Our method is based on a three-part model that includes Equipment Complexity, Controls and Automation, and an Additional Work Study.
First is the Equipment Complexity model. The field operator workload is affected by the type and complexity of the equipment being monitored. Large amounts of rotating or fired equipment or equipment that handles highly toxic materials makes an outside job more difficult than tending drums and columns. To account for this variation, we assign a score to different types of process equipment and different classifications of materials being processed. This metric account for normal time required to perform monitoring and minor maintenance. For each unit, we develop an equipment model and determine a score.
The second model is Controls & Automation Impact, which considers the operator’s role either as a dedicated or inside/outside position, and the level and quality of the automation. The level of automation in a plant also has a large impact on the human resources required to operate the plant safely. To estimate the level of automation in the plant, we compare the amount of equipment under the operators’ control and the number of controllers in the area. We generate a numerical score for each unit.

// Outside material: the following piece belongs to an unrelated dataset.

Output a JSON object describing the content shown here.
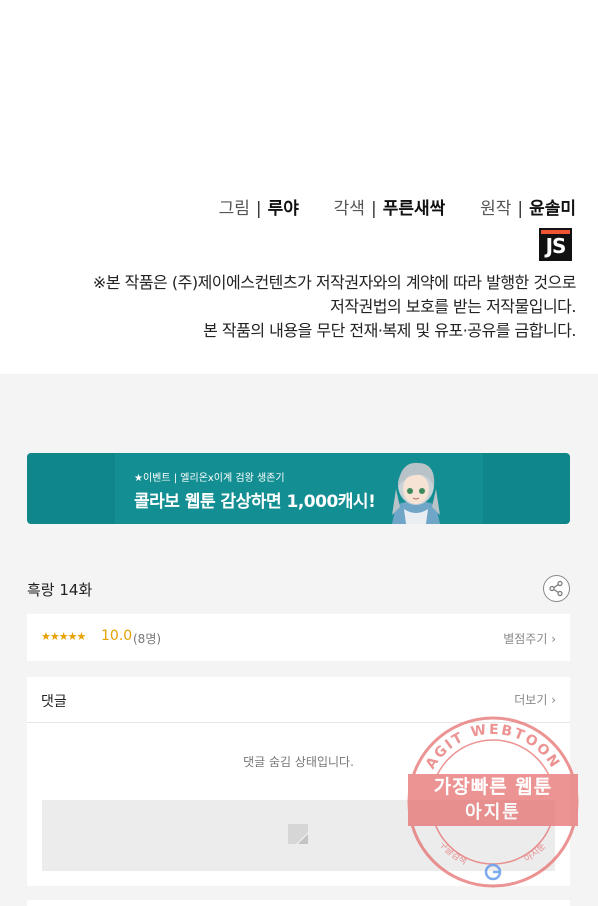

The third model is Additional Work Study. Some duties assigned to field operators are not well represented simply by the equipment under their control. To account for this, we interview Operations personnel, preferably supervisors and hourly operators, to catalog significant additional tasks assigned to the field operators. These might include loading or unloading trucks or rail cars, analyzing unit samples, regenerating dryers, cleaning or replacing process filters, taking unusual amounts of equipment readings, taking unusually large numbers of process samples, long travel times to equipment, or many other variables. Since this list is derived from discussion, and verified through supervision, it is far less likely to be biased.
By combining the scores from the Equipment Complexity and the Controls & Automation Impact studies with the time derived from the Additional Work Study we determine a single, normalized value for each position. These scores provide a rational basis for comparison across the facility. The model also provides us with the ability to mix and match units, and generate fact-based models for possible realignment and consolidation cases. We can develop multiple scenarios with predictable workload factors. We can also use this model to determine the additional workload created by a new unit, and determine the best field operator position to take on the additional workload.
Using the scores from the models, we also can benchmark Client positions versus their peers, industry standards and best in class performers using our extensive database of workloads. This provides an objective and rational benchmark for analyzing staffing realignments and consolidations.
The typical process for performing a Field Operator Staffing Assessment consists of a few preliminary conversations to determine the particulars of the study. We can apply this methodology to a single position, an entire facility or all facilities throughout a Client’s system. The study can be done openly (including interviews with operators), or discretely (with interviews involving only management and supervision) depending on the client’s situation.
As the Client, you will need to provide the following:
Basic site data, including the number and type of units, the current operations team structure (who works where and who controls what).
A complete set of current P&ID drawings for the Equipment Complexity model. We can use PFDs, but prefer P&IDs. Some consultation with engineering should be budgeted to answer questions relating to the drawings. This is typically not more than a few hours of the Client’s time.
After this initial data is collected and reviewed, we will schedule a site visit to perform the Additional Work Study. The number of UCDS personnel and the duration of the visit will vary depending on the size of the facility and the scope of the study. Site visits typically range from one to two weeks and require two UCDS personnel. During the site visit, UCDS will interview Management, Supervision, Engineering and Operators. These interviews are typically an hour long. We prefer to interview Operators at their duty stations. This puts the operators more at ease, and minimizes scheduling issues and overtime costs for the Client. The Client should plan on a significant number of personnel being interviewed during the visit, and budget the internal cost appropriately.
After the site visit, UCDS will require a short period to analyze the data and generate a report. This report will contain a full analysis of the Client’s field operator positions ranked across the site and benchmarked versus industry. It also will provide suggestions for possible realignments or consolidations. A reasonable number of iterations to examine other possible realignment or consolidation cases of the Clients choice are included in the study.